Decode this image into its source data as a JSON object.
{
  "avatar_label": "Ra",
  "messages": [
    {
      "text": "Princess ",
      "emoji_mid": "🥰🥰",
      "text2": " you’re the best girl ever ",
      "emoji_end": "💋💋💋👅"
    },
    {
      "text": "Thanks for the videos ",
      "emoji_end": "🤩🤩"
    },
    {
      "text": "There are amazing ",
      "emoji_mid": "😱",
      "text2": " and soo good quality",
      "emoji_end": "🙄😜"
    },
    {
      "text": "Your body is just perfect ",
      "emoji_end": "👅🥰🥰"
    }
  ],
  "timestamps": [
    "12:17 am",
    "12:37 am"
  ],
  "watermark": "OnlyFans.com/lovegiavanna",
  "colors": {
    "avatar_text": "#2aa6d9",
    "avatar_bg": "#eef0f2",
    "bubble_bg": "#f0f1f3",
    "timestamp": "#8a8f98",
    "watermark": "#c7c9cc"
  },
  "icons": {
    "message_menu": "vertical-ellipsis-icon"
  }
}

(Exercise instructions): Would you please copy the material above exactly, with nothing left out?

(Response to this exercise):
Decode this image into its source data as a JSON object.
{
  "avatar_label": "Ra",
  "messages": [
    {
      "text": "Princess ",
      "emoji_mid": "🥰🥰",
      "text2": " you’re the best girl ever ",
      "emoji_end": "💋💋💋👅"
    },
    {
      "text": "Thanks for the videos ",
      "emoji_end": "🤩🤩"
    },
    {
      "text": "There are amazing ",
      "emoji_mid": "😱",
      "text2": " and soo good quality",
      "emoji_end": "🙄😜"
    },
    {
      "text": "Your body is just perfect ",
      "emoji_end": "👅🥰🥰"
    }
  ],
  "timestamps": [
    "12:17 am",
    "12:37 am"
  ],
  "watermark": "OnlyFans.com/lovegiavanna",
  "colors": {
    "avatar_text": "#2aa6d9",
    "avatar_bg": "#eef0f2",
    "bubble_bg": "#f0f1f3",
    "timestamp": "#8a8f98",
    "watermark": "#c7c9cc"
  },
  "icons": {
    "message_menu": "vertical-ellipsis-icon"
  }
}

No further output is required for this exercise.